If we could only take the time to really get to know our winged, four-legged, crawling, and swimming brethren, how they live, how they adapt, and how they survive, we can actually apply their teachings to our lives. This would certainly be of great benefit to us as we travel our paths.

I would like to close tonight’s program with this short story, which I recently came across. While it speaks of sadness, it may at the same time open our minds, creating awareness.
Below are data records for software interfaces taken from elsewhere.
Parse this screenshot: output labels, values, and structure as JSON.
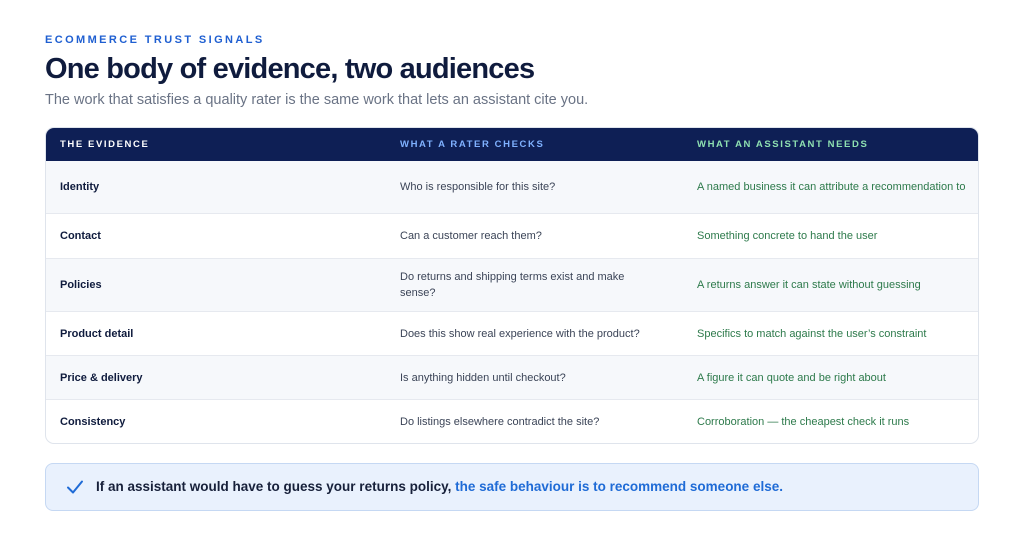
{
  "header": {
    "eyebrow": "ECOMMERCE TRUST SIGNALS",
    "title": "One body of evidence, two audiences",
    "subtitle": "The work that satisfies a quality rater is the same work that lets an assistant cite you."
  },
  "table": {
    "columns": [
      "THE EVIDENCE",
      "WHAT A RATER CHECKS",
      "WHAT AN ASSISTANT NEEDS"
    ],
    "rows": [
      {
        "evidence": "Identity",
        "rater": "Who is responsible for this site?",
        "assistant": "A named business it can attribute a recommendation to"
      },
      {
        "evidence": "Contact",
        "rater": "Can a customer reach them?",
        "assistant": "Something concrete to hand the user"
      },
      {
        "evidence": "Policies",
        "rater": "Do returns and shipping terms exist and make sense?",
        "assistant": "A returns answer it can state without guessing"
      },
      {
        "evidence": "Product detail",
        "rater": "Does this show real experience with the product?",
        "assistant": "Specifics to match against the user’s constraint"
      },
      {
        "evidence": "Price & delivery",
        "rater": "Is anything hidden until checkout?",
        "assistant": "A figure it can quote and be right about"
      },
      {
        "evidence": "Consistency",
        "rater": "Do listings elsewhere contradict the site?",
        "assistant": "Corroboration — the cheapest check it runs"
      }
    ]
  },
  "callout": {
    "icon": "check-icon",
    "text": "If an assistant would have to guess your returns policy,",
    "highlight": "the safe behaviour is to recommend someone else."
  },
  "colors": {
    "accent_blue": "#1f6bd6",
    "header_navy": "#0e1f55",
    "assistant_green": "#2d7a4b"
  }
}
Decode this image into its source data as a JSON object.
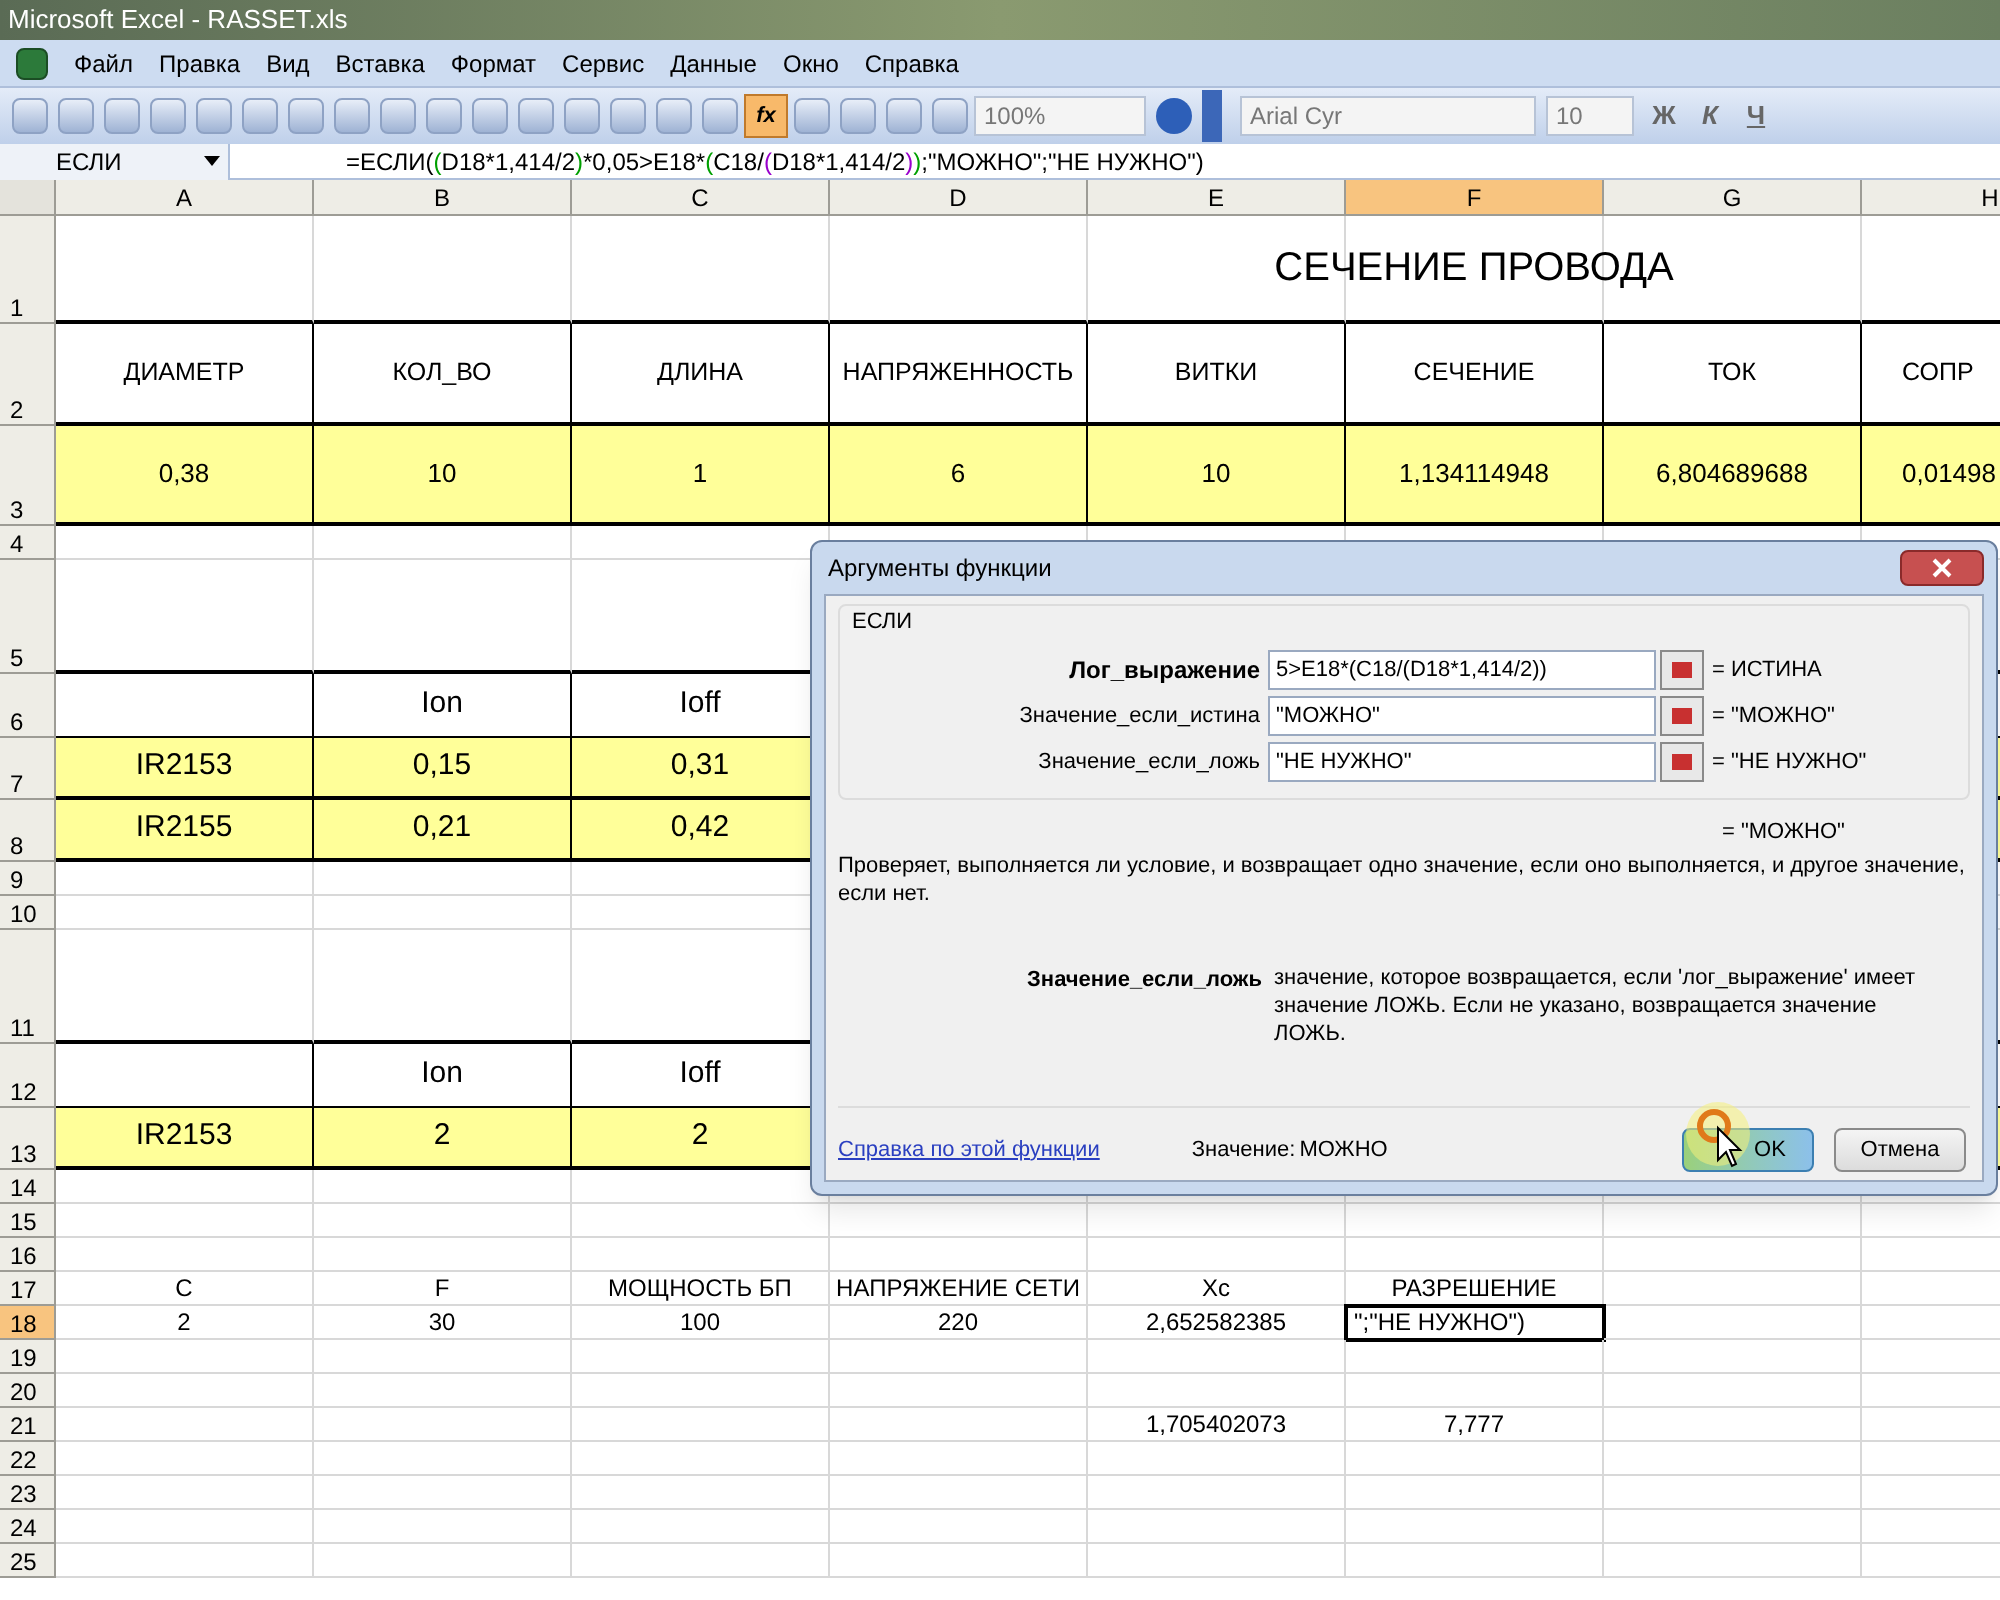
{
  "window": {
    "title": "Microsoft Excel - RASSET.xls"
  },
  "menu": [
    {
      "label": "Файл"
    },
    {
      "label": "Правка"
    },
    {
      "label": "Вид"
    },
    {
      "label": "Вставка"
    },
    {
      "label": "Формат"
    },
    {
      "label": "Сервис"
    },
    {
      "label": "Данные"
    },
    {
      "label": "Окно"
    },
    {
      "label": "Справка"
    }
  ],
  "toolbar": {
    "insert_function_on": true,
    "insert_function_label": "fx",
    "zoom": "100%",
    "font": "Arial Cyr",
    "size": "10",
    "format_buttons": [
      "Ж",
      "К",
      "Ч"
    ]
  },
  "formula_bar": {
    "name_box": "ЕСЛИ",
    "segments": [
      {
        "text": "=ЕСЛИ(",
        "color": "#000000"
      },
      {
        "text": "(",
        "color": "#00a000"
      },
      {
        "text": "D18*1,414/2",
        "color": "#000000"
      },
      {
        "text": ")",
        "color": "#00a000"
      },
      {
        "text": "*0,05>E18*",
        "color": "#000000"
      },
      {
        "text": "(",
        "color": "#00a000"
      },
      {
        "text": "C18/",
        "color": "#000000"
      },
      {
        "text": "(",
        "color": "#9900cc"
      },
      {
        "text": "D18*1,414/2",
        "color": "#000000"
      },
      {
        "text": ")",
        "color": "#9900cc"
      },
      {
        "text": ")",
        "color": "#00a000"
      },
      {
        "text": ";\"МОЖНО\";\"НЕ НУЖНО\")",
        "color": "#000000"
      }
    ]
  },
  "sheet": {
    "columns": [
      {
        "label": "A",
        "selected": false
      },
      {
        "label": "B",
        "selected": false
      },
      {
        "label": "C",
        "selected": false
      },
      {
        "label": "D",
        "selected": false
      },
      {
        "label": "E",
        "selected": false
      },
      {
        "label": "F",
        "selected": true
      },
      {
        "label": "G",
        "selected": false
      },
      {
        "label": "H",
        "selected": false
      }
    ],
    "rows": [
      {
        "label": "1",
        "kind": "title",
        "selected": false,
        "cells": [
          null,
          null,
          null,
          null,
          null,
          "СЕЧЕНИЕ ПРОВОДА"
        ]
      },
      {
        "label": "2",
        "kind": "headbig",
        "selected": false,
        "cells": [
          "ДИАМЕТР",
          "КОЛ_ВО",
          "ДЛИНА",
          "НАПРЯЖЕННОСТЬ",
          "ВИТКИ",
          "СЕЧЕНИЕ",
          "ТОК",
          "СОПР"
        ]
      },
      {
        "label": "3",
        "kind": "databig",
        "selected": false,
        "cells": [
          "0,38",
          "10",
          "1",
          "6",
          "10",
          "1,134114948",
          "6,804689688",
          "0,01498"
        ]
      },
      {
        "label": "4",
        "kind": "plain",
        "selected": false,
        "cells": []
      },
      {
        "label": "5",
        "kind": "spacer",
        "selected": false,
        "cells": [
          null,
          null,
          null
        ]
      },
      {
        "label": "6",
        "kind": "head",
        "selected": false,
        "cells": [
          null,
          "Ion",
          "Ioff"
        ]
      },
      {
        "label": "7",
        "kind": "data",
        "selected": false,
        "cells": [
          "IR2153",
          "0,15",
          "0,31"
        ]
      },
      {
        "label": "8",
        "kind": "data",
        "selected": false,
        "cells": [
          "IR2155",
          "0,21",
          "0,42"
        ]
      },
      {
        "label": "9",
        "kind": "plain",
        "selected": false,
        "cells": []
      },
      {
        "label": "10",
        "kind": "plain",
        "selected": false,
        "cells": []
      },
      {
        "label": "11",
        "kind": "spacer",
        "selected": false,
        "cells": [
          null,
          null,
          null
        ]
      },
      {
        "label": "12",
        "kind": "head",
        "selected": false,
        "cells": [
          null,
          "Ion",
          "Ioff"
        ]
      },
      {
        "label": "13",
        "kind": "data",
        "selected": false,
        "cells": [
          "IR2153",
          "2",
          "2"
        ]
      },
      {
        "label": "14",
        "kind": "plain",
        "selected": false,
        "cells": []
      },
      {
        "label": "15",
        "kind": "plain",
        "selected": false,
        "cells": []
      },
      {
        "label": "16",
        "kind": "plain",
        "selected": false,
        "cells": []
      },
      {
        "label": "17",
        "kind": "plain",
        "selected": false,
        "cells": [
          "C",
          "F",
          "МОЩНОСТЬ БП",
          "НАПРЯЖЕНИЕ СЕТИ",
          "Xc",
          "РАЗРЕШЕНИЕ"
        ]
      },
      {
        "label": "18",
        "kind": "plain",
        "selected": true,
        "cells": [
          "2",
          "30",
          "100",
          "220",
          "2,652582385",
          "\";\"НЕ НУЖНО\")"
        ]
      },
      {
        "label": "19",
        "kind": "plain",
        "selected": false,
        "cells": []
      },
      {
        "label": "20",
        "kind": "plain",
        "selected": false,
        "cells": []
      },
      {
        "label": "21",
        "kind": "plain",
        "selected": false,
        "cells": [
          null,
          null,
          null,
          null,
          "1,705402073",
          "7,777"
        ]
      },
      {
        "label": "22",
        "kind": "plain",
        "selected": false,
        "cells": []
      },
      {
        "label": "23",
        "kind": "plain",
        "selected": false,
        "cells": []
      },
      {
        "label": "24",
        "kind": "plain",
        "selected": false,
        "cells": []
      },
      {
        "label": "25",
        "kind": "plain",
        "selected": false,
        "cells": []
      }
    ]
  },
  "dialog": {
    "title": "Аргументы функции",
    "function": "ЕСЛИ",
    "arguments": [
      {
        "label": "Лог_выражение",
        "value": "5>E18*(C18/(D18*1,414/2))",
        "result": "= ИСТИНА",
        "selected": true
      },
      {
        "label": "Значение_если_истина",
        "value": "\"МОЖНО\"",
        "result": "= \"МОЖНО\"",
        "selected": false
      },
      {
        "label": "Значение_если_ложь",
        "value": "\"НЕ НУЖНО\"",
        "result": "= \"НЕ НУЖНО\"",
        "selected": false
      }
    ],
    "formula_result": "= \"МОЖНО\"",
    "description": "Проверяет, выполняется ли условие, и возвращает одно значение, если оно выполняется, и другое значение, если нет.",
    "argument_name": "Значение_если_ложь",
    "argument_help": "значение, которое возвращается, если 'лог_выражение' имеет значение ЛОЖЬ. Если не указано, возвращается значение ЛОЖЬ.",
    "help_link": "Справка по этой функции",
    "value_label": "Значение:",
    "value": "МОЖНО",
    "buttons": [
      {
        "label": "OK",
        "selected": true
      },
      {
        "label": "Отмена",
        "selected": false
      }
    ]
  }
}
It is called “Red Man”:

He stands gazing intently on the land before him.

Tears flow slowly from his noble eyes.

His mind wanders back to time before times, days when his people as Guardians, walked all this land, knowing no boundaries.

They walked from ocean to ocean, living the life of wandering nomads.

They lived off of the land, praying to the four winds, the sun, the moon.

Mother Earth protected them and provided for all their needs.

This was the time of the One People, days of rivers full of migrating salmon and many other fishes.

Virgin forests teeming with deer, elk, squirrel, and rabbits.

Plains thundering and vibrating from the hooves of countless buffalo and antelope.

Seas full of clams, turtles, oysters, and fish.

These were the majestic days of the proud Native American.

His tears flow more freely now; watering Mother Earth.

His eyes look out on fields and plains full of tract housing.

He longs for the beautiful Forests cut down to build these houses.

His Heart aches for the streams and rivers now full of rusting cars and refrigerators.

He cries for the bountiful seas, now full of oil and garbage.

Why has the Great Spirit allowed these things to happen?

What can we do to bring the land and waters back to life?

Can or should we simply stand here and watch Mother Earth die?

Perhaps it is time for all of us to become Native Americans, guarding and protecting the Land instead of destroying it.

We should all pray to the four winds, the sun, the moon, the Great Spirit, and to Mother Earth.

We need to beg for their forgiveness and guidance, to help us save this world that we live on.

(written by Eagle's Wing Freeman)

So, we will continue the dance, to heal Mother Earth, and live that dance whenever we move, in all that we do, for the Land and all the Spirits of the Land.

Msit No’kmaq. All my relations.


Updated: 01 Apr 2016 Print Page